With the release of the film “Max” last weekend, many rescue shelters and animal control centers across the country fear a large increase in abandoned Belgian Malinois. Why? A simple misunderstanding: Moviegoers who decide to adopt “Max” will not have a true understanding of the breed and find their new family addition isn’t what they expected.
Having worked with a surplus of dog breeds over the last 25 years, I have seen it happen time and again, like with St. Bernards and Dalmatians after the releases of “Beethoven” and “101 Dalmatians.”
Now, we anticipate the same problem with Malinois, a breed most commonly used in police force and military teams. The film “Max” features a highly trained Malinois who returns home to the U.S. from service in Afghanistan after his handler, Kyle, is killed. Kyle’s family adopts Max, who instantly bonds with Kyle’s teenager brother, Justin.
The movie highlights the beauty, intelligence, athleticism and loving personality that Malinois dogs possess. What audiences don’t see are the years of intense, rigorous training Max endured to behave the way he did in the film.
Bottom line: Belgian Malinois are genetically engineered to perform tasks. They make better working dogs than family pets. But if your family has completely fallen in love with “Max,” you must know what to expect before making the commitment to adopt a Malinois.
Socialization is crucial. Take the dog around as many people as possible so he learns to trust other humans. If you don’t socialize your dog, it may become aggressive toward other people or become very shy. Also, ensure that your Malinois bonds with each member of the family to minimize any undesirable issues, such as aggression or biting, in the future.

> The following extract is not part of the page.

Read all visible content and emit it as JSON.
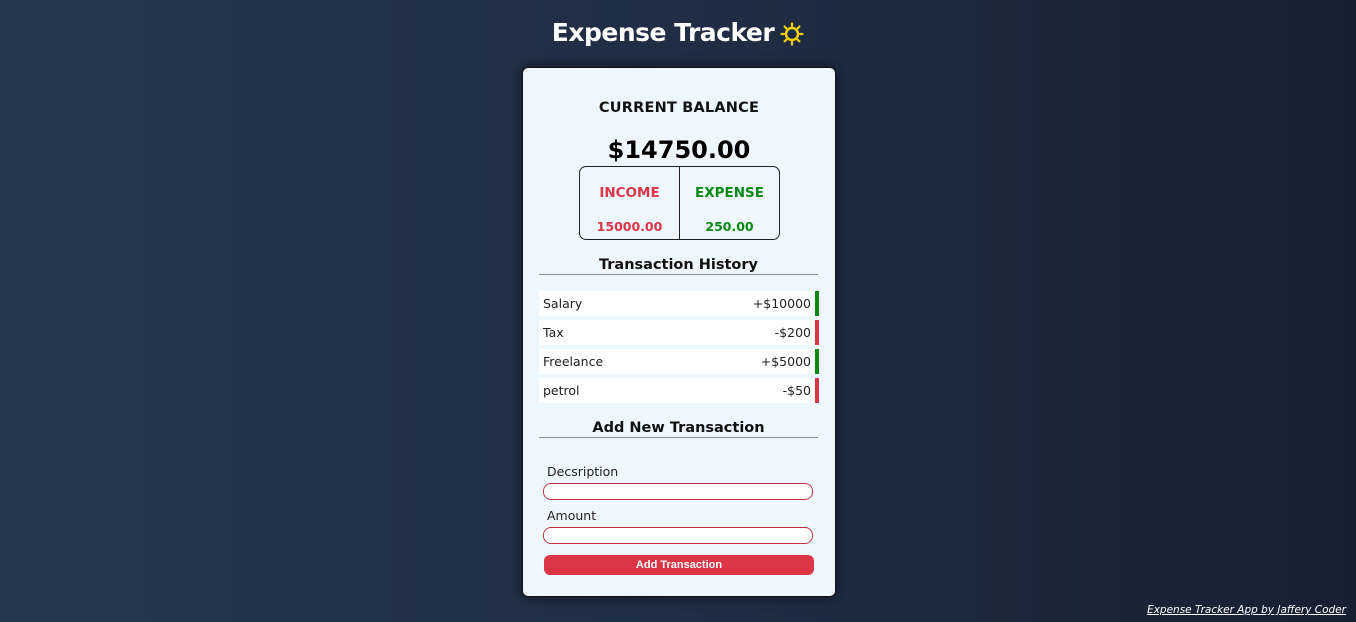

Malinois possess a great deal more energy than many other dog breeds. So, in order to be obedient like Max, your dog needs to undergo rigorous professional training. This training will channel the dog’s energy into useful activities, like obeying commands, and teach him to become a welcome member of the human community. Without training, your dog will actively seek out activities, many of which will get him into trouble.
Malinois have the energy of 10 dogs wrapped into one, so it’s important your dog gets daily exercise. Just going on short walks isn’t likely to satisfy the dog, so it’s best to either take him to the dog park or have a fenced in yard for him to run.
If it’s a rainy day, make sure you have toys for the Malinois to play with to keep it occupied. Otherwise you may find that your couch is missing the stuffing.
When watching a film such as “Max,” it is easy to get caught up in your feelings for the dog on the big screen. But before you bring one into your family, please take the time to learn about the breed to ensure that it is a mutually beneficial relationship for both you and the dog. Like in the movie, Malinois are fiercely loyal and can become a member of the family, but it requires dedication and commitment on your end to make it work.
Diana Sosa is owner and chief handler at Dog Inspectors, the first company in Tennessee to utilize trained, certified detection dogs to find bed bugs in commercial and residential buildings. She brings a lifetime of work and experience in the field of training, breeding and handling dogs to the company. For more information about the company’s services, contact 1-855-BUG-DOG1 (284-3641).
This article was originally published in the Tennessean.